AO International Tennis Review - New Balls, Please (PS4)
Out of Bounds
The occasional little quality of life inclusions such as the player editor doesn’t make up for the fact that the limitations of the career mode aren’t the only broken string on AO International Tennis’ racquet. The biggest problems are on the court itself. Animations have been cleaned up since the game’s Australian launch back in January, but a lot of them are still present. If a ball hits the net before reaching you, you’re all but guaranteed to lose the point, since your player will refuse to take more than one attempt at hitting a ball. Lob shots cause bigger problems than they should, especially if they’re long. Somehow, the game has issues keeping up when you’re running to the back of the court, causing juddering, missed timings and in the worst cases, skipping animations.
That’s not all that ails the timing system, either. It’s way too tough to hit the ball exactly right, even when playing as one of the top real-world players. The window for that perfect shot is very small and seems to move when it feels like it. When you hit four perfectly timed forehand shots and play the fifth in a way that feels the same, only to find that you were massively early and hit the ball out, it doesn’t feel good.
But the biggest downer is when AO International Tennis just flat out ignores you. Losing four or five points in a set because you’ve pressed a shot button, but your player does nothing due to being in mid-animation at the time, isn’t even remotely acceptable. Being ignored is never fun, but it hurts like hell here when you’re in a tie-break situation at the end of the fifth, and your player starts fiddling with his sweatbands as the ball that’s a foot away slowly bounces past him. Combine that and the shot timing issues with the hit-and-miss way that the game semi-automatically moves you around the court and the bigger picture really starts to fall apart. The problems are more than enough to make you decide to not play the next generic match in the generic tournament against the next generic opponent, who probably hails from China and is called Lars Olaf Uberswedish.

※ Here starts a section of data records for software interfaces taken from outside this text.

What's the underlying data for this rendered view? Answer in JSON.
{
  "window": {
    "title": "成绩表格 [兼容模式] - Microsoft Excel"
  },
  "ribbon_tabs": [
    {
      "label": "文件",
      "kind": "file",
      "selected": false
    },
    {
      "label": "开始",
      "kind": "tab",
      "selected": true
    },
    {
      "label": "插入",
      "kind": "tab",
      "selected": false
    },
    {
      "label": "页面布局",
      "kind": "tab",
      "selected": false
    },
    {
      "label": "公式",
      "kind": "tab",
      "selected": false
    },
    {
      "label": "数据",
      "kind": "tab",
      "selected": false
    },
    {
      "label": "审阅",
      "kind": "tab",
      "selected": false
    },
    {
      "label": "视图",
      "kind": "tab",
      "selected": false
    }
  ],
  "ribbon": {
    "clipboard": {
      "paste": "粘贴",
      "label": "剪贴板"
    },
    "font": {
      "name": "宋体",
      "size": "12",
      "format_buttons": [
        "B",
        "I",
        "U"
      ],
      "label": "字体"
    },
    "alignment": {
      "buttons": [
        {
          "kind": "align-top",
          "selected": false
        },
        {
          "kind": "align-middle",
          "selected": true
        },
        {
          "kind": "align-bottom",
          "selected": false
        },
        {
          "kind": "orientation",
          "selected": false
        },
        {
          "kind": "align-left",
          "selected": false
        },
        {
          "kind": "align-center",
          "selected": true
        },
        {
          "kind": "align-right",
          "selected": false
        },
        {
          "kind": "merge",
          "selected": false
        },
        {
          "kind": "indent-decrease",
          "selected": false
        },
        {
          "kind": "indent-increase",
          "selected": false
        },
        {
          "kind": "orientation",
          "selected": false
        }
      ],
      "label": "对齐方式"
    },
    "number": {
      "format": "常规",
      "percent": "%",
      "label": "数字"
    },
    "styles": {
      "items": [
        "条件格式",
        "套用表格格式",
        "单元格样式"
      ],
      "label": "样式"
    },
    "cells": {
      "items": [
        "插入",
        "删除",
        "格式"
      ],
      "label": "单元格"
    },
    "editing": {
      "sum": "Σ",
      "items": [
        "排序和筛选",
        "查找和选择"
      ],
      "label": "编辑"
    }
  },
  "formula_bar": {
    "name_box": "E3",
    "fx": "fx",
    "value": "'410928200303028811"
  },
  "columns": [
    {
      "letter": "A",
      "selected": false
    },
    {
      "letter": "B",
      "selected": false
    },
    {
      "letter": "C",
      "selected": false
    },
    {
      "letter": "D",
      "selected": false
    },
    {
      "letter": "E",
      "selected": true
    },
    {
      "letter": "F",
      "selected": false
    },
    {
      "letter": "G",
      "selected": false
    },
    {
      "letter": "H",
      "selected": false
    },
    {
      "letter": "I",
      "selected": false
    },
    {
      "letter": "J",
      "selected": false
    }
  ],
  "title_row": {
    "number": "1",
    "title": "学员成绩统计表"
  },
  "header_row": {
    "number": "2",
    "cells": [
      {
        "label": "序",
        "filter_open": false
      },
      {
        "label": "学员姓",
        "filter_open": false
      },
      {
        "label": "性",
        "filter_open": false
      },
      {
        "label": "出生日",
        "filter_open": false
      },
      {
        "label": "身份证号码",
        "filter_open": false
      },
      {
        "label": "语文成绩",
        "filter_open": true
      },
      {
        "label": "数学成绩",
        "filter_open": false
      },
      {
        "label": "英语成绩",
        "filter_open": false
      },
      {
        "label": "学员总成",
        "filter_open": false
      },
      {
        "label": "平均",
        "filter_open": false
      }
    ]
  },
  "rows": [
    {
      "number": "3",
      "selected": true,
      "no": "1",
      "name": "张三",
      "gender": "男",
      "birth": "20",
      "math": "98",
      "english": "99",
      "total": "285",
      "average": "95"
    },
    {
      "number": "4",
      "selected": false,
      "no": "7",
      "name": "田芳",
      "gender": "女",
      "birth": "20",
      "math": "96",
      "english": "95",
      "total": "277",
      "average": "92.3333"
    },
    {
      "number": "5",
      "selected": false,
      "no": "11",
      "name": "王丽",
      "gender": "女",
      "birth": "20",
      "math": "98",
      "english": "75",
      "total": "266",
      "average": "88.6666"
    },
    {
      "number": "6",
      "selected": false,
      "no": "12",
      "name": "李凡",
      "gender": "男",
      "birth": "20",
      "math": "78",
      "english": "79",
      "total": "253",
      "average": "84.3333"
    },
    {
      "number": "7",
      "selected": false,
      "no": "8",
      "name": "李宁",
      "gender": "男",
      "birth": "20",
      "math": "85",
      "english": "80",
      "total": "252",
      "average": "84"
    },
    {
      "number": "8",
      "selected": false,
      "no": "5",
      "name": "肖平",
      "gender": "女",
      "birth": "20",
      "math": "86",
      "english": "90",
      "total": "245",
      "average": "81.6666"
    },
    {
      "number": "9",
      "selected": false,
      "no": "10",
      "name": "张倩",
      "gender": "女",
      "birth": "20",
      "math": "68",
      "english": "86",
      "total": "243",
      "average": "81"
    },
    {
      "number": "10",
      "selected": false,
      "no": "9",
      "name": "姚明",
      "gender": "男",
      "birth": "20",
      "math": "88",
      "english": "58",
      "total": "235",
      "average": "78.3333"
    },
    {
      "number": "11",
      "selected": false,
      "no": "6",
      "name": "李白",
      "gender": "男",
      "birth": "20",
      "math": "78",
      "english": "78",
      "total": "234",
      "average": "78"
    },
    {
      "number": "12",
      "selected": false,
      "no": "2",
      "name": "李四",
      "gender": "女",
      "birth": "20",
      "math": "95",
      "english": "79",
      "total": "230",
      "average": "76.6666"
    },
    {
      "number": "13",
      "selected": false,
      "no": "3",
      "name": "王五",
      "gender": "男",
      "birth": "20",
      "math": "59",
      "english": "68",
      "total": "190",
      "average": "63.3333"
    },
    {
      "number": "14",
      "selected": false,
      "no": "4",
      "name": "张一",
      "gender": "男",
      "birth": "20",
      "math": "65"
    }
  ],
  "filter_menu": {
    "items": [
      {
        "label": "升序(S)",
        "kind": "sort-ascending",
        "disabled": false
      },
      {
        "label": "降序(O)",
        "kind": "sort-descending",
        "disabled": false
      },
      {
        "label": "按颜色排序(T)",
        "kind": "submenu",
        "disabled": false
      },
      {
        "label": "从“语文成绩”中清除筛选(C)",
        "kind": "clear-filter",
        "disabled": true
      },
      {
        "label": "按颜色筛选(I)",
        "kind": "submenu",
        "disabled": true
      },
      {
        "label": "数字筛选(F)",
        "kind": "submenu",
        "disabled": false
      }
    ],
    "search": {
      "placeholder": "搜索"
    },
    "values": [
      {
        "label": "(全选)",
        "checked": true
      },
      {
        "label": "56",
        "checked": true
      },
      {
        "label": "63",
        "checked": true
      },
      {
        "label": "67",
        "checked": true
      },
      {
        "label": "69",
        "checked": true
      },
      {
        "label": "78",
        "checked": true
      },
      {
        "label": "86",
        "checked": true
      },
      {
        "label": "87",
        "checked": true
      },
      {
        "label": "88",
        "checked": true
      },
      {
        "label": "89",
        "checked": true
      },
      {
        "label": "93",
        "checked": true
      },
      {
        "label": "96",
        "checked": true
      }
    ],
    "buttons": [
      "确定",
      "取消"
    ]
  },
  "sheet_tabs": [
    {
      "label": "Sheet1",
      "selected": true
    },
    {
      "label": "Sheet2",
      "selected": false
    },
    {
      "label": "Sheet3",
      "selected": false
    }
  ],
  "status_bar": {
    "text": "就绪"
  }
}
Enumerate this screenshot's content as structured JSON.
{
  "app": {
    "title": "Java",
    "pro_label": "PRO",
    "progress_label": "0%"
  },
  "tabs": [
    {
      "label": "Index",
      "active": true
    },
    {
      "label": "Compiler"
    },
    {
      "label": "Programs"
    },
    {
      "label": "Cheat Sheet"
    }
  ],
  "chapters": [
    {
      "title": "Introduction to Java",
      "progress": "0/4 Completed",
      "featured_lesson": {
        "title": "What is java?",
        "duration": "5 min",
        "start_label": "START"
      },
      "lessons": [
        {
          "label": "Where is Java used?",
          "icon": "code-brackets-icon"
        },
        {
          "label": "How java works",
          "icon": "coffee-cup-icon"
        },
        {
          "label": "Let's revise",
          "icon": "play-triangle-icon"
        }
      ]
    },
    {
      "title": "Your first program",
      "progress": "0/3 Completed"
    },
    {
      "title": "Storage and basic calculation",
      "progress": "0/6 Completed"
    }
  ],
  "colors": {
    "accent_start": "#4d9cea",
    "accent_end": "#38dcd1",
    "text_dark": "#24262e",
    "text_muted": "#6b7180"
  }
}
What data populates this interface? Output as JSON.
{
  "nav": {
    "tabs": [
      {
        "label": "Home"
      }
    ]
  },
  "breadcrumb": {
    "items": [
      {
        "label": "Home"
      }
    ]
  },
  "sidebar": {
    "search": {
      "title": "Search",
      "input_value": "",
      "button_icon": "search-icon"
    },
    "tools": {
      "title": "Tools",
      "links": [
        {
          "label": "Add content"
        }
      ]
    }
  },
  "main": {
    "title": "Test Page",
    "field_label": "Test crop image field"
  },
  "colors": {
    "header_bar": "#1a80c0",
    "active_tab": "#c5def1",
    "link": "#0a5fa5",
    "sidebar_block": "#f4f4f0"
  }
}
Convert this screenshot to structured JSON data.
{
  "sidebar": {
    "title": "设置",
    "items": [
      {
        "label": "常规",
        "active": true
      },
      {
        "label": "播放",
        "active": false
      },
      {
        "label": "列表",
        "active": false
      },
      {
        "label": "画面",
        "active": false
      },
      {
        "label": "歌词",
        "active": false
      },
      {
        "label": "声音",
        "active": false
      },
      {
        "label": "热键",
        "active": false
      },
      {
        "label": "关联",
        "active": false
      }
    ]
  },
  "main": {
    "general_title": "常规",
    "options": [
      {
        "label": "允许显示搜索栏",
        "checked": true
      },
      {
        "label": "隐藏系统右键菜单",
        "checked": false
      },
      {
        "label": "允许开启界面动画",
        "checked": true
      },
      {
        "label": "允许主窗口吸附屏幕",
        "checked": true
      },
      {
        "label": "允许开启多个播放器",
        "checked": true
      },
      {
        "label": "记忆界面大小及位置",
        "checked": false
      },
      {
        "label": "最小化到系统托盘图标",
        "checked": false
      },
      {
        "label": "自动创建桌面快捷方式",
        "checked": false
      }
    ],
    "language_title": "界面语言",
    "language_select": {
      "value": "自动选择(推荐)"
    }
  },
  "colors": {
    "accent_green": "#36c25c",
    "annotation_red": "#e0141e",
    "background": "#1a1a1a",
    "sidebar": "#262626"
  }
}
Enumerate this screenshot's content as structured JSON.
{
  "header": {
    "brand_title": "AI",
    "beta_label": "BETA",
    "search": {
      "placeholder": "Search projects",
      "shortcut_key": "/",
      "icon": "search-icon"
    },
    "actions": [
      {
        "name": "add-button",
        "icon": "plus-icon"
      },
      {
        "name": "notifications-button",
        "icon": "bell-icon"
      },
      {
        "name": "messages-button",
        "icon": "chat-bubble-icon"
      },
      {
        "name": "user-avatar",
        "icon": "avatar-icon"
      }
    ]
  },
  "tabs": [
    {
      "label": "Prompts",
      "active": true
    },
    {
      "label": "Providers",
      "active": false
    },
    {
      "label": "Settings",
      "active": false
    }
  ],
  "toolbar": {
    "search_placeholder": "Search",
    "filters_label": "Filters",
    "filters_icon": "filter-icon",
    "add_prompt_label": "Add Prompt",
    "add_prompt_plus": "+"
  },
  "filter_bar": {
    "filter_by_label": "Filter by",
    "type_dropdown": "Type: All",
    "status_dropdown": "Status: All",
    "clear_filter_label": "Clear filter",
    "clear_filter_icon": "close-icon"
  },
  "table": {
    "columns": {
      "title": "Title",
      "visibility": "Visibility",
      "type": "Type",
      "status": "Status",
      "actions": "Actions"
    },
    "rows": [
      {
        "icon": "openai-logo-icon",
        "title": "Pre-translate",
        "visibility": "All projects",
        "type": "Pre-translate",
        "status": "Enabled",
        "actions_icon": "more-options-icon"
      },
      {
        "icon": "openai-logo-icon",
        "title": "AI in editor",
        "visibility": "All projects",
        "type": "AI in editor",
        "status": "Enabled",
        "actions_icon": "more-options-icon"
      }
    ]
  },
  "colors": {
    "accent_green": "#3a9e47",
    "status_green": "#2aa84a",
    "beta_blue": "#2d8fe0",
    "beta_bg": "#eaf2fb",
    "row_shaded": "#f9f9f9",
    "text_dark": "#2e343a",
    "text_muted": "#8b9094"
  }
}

The ideas on show in AO International Tennis do suggest that with the bugs ironed out and a little more development time put into livening things up a bit in career mode, it could be a contender. The stamina and timing systems are enough to differentiate the game from the slew of tennis titles that have come before it and are undoubtedly good ideas. Ultimately though, the poor execution and the cracks in the gameplay cause this wildcard entry to fall well short of being a grand slam effort.
AO International Tennis review code provided by the publisher. Version 1.16 reviewed on a PlayStation 4 Pro. For more information on scoring, please read our Review Policy.